The research carries on the legacy of J. Tuzo Wilson, also a U of T scientist, and a legendary figure in geosciences who pioneered the idea of plate tectonics in the 1960’s.

“Plate tectonics is really the cornerstone of all geoscience,” says Pysklywec. “Ultimately, this information could even lead to ways to help better predict how and when earthquakes happen. It’s a key building block.”

Source: University of Toronto


Plate Tectonics & Earth’s Magnetic Field

Plate Tectonics May Control Reversals in Earth’s Magnetic Field

ScienceDaily (Oct. 21, 2011) — Earth’s magnetic field has reversed many times at an irregular rate throughout its history. Long periods without reversal have been interspersed with eras of frequent reversals. What is the reason for these reversals and their irregularity? Researchers from CNRS and the Institut de Physique du Globe(*) have shed new light on the issue by demonstrating that, over the last 300 million years, reversal frequency has depended on the distribution of tectonic plates on the surface of the globe. This result does not imply that terrestrial plates themselves trigger the switch over of the magnetic field. Instead, it establishes that although the reversal phenomenon takes place, in fine, within Earth’s liquid core, it is nevertheless sensitive to what happens outside the core and more specifically in Earth’s mantle.

This work is published on 16 October 2011 in Geophysical Research Letters.

Earth’s magnetic field is produced by the flow of liquid iron within its core, three thousand kilometers below our feet. What made researchers think of a link between plate tectonics and the magnetic field? The discovery that convective liquid iron flows play a role in magnetic reversals: experiments and modeling work carried out over the last five years have in fact shown that a reversal occurs when the movements of molten metal are no longer symmetric with respect to the equatorial plane. This “symmetry breaking” could take place progressively, starting in an area located at the core-mantle boundary (the mantle separates Earth’s liquid core from its crust), before spreading to the whole core (made of molten iron).

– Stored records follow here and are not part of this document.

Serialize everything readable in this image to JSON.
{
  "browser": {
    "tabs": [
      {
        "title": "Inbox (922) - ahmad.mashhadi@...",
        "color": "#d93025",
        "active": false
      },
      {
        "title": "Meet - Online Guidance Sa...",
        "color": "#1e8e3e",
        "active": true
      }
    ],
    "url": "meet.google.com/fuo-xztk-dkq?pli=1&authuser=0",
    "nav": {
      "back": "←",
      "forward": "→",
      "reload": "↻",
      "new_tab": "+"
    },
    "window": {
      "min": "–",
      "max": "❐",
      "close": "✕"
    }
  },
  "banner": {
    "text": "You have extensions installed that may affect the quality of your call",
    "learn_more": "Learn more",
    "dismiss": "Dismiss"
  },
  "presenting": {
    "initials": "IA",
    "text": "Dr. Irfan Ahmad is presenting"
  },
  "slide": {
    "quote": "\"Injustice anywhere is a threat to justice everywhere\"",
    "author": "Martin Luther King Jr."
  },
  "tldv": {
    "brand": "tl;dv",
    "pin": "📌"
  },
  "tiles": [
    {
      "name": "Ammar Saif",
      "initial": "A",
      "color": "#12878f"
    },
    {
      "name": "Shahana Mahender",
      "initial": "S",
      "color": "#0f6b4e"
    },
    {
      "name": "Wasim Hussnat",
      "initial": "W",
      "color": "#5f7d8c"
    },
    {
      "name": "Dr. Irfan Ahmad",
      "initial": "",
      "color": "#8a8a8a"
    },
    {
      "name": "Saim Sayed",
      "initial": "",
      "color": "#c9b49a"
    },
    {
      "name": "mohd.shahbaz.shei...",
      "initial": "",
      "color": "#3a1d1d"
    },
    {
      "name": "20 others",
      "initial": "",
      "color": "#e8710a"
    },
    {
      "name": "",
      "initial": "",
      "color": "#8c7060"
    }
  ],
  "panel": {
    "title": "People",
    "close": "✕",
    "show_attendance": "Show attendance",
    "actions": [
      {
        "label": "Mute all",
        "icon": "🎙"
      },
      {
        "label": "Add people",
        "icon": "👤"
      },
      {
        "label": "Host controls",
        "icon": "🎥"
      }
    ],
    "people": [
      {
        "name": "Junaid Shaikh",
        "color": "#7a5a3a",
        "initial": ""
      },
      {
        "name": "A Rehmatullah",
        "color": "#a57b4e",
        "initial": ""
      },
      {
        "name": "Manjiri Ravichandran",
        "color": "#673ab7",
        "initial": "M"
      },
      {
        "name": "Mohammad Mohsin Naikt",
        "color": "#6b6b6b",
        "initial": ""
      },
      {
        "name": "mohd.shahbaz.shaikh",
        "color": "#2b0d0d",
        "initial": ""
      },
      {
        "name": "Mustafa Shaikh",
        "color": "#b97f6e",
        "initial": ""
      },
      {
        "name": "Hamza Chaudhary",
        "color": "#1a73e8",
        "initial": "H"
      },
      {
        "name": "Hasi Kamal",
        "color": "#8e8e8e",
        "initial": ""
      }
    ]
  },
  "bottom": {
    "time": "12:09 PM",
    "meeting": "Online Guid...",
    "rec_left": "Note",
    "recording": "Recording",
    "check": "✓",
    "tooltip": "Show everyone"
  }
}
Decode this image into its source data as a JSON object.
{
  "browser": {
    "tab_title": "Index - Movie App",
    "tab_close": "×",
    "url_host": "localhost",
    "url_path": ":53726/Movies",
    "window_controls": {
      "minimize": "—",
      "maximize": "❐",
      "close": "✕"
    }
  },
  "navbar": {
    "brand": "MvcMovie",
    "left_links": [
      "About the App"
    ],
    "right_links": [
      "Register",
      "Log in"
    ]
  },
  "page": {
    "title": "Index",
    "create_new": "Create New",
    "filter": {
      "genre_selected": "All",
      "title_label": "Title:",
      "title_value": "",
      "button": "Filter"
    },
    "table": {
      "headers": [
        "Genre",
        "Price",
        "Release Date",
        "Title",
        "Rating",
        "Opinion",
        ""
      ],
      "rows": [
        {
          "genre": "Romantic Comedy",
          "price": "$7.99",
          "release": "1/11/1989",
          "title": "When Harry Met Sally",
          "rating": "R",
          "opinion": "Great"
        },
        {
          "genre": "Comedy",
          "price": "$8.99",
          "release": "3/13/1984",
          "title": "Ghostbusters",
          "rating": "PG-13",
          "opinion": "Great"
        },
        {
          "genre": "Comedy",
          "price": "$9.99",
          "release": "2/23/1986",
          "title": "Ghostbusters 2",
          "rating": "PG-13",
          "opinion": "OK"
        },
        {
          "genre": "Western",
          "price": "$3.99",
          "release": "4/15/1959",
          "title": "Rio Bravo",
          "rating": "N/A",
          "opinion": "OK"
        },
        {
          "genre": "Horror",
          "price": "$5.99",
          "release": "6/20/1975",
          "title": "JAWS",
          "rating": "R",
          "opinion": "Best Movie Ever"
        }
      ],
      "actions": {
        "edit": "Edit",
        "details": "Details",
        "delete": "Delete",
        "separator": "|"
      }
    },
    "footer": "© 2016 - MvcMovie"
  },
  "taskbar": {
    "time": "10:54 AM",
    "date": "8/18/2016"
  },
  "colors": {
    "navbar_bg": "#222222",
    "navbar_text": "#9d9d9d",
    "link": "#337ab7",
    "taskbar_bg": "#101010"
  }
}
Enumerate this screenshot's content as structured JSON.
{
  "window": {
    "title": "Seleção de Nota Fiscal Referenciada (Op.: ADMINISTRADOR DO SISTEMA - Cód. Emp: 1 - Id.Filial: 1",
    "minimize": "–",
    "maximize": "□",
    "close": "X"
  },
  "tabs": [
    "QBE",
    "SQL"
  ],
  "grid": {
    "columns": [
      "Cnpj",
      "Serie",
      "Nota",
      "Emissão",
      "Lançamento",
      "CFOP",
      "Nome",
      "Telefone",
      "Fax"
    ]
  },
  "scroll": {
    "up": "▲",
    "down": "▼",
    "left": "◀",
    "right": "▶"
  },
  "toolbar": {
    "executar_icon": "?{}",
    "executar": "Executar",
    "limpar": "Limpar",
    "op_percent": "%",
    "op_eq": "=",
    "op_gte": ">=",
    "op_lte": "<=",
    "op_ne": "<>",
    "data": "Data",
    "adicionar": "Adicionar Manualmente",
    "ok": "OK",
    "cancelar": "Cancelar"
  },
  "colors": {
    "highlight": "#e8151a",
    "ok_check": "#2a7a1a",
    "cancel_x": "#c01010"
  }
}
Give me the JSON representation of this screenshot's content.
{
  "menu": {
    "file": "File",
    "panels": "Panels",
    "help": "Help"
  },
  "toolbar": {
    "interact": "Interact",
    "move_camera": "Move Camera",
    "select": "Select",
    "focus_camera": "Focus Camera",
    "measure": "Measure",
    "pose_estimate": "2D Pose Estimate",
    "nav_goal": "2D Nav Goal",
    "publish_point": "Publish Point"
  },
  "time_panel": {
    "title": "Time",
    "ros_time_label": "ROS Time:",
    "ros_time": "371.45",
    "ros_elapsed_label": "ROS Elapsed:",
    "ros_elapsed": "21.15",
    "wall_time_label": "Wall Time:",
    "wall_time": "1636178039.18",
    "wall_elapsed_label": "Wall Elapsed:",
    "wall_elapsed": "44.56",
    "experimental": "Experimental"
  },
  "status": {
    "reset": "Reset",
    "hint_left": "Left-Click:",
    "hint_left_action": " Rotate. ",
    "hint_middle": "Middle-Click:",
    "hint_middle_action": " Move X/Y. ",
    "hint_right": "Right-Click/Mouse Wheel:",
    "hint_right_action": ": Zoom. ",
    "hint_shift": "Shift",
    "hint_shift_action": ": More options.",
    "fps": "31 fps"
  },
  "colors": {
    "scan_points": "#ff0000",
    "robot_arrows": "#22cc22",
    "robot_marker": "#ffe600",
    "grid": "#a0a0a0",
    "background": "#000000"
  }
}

Extending this research, the authors of the article asked themselves whether some trace of initial symmetry breakings behind the geomagnetic reversals that have marked Earth’s history, could be found in the only records of large-scale geological shifts in our possession, in other words the movements of continents (or plate tectonics). Some 200 million years ago, Pangaea, the name given to the supercontinent that encompassed almost all of Earth’s land masses, began to break up into a multitude of smaller pieces that have shaped Earth as we know it today. By assessing the surface area of continents situated in the Northern hemisphere and those in the Southern hemisphere, the researchers were able to calculate a degree of asymmetry (with respect to the equator) in the distribution of the continents during that period.

In conclusion, the degree of asymmetry has varied at the same rhythm as the magnetic reversal rate (number of reversals per million years). The two curves have evolved in parallel to such an extent that they can almost be superimposed. In other words, the further the centre of gravity of the continents moved away from the equator, the faster the rate of reversals (up to eight per million years for a maximum degree of asymmetry).

What does this suggest about the mechanism behind geomagnetic reversals? The scientists envisage two scenarios. In the first, terrestrial plates could be directly responsible for variations in the frequency of reversals: after plunging into Earth’s crust at subduction zones, the plates could descend until they reach the core, where they could modify the flow of iron. In the second, the movements of the plates may only reflect the mixing of the material taking place in the mantle and particularly at its base. In both cases, the movements of rocks outside the core would cause flow asymmetry in the liquid core and determine reversal frequency.

* — Laboratoire de Physique Statistique of ENS (Ecole Normale Supérieure/CNRS/UPMC/Université Paris Diderot) and the Institut de Physique du Globe de Paris (CNRS/IPGP/Université Paris Diderot)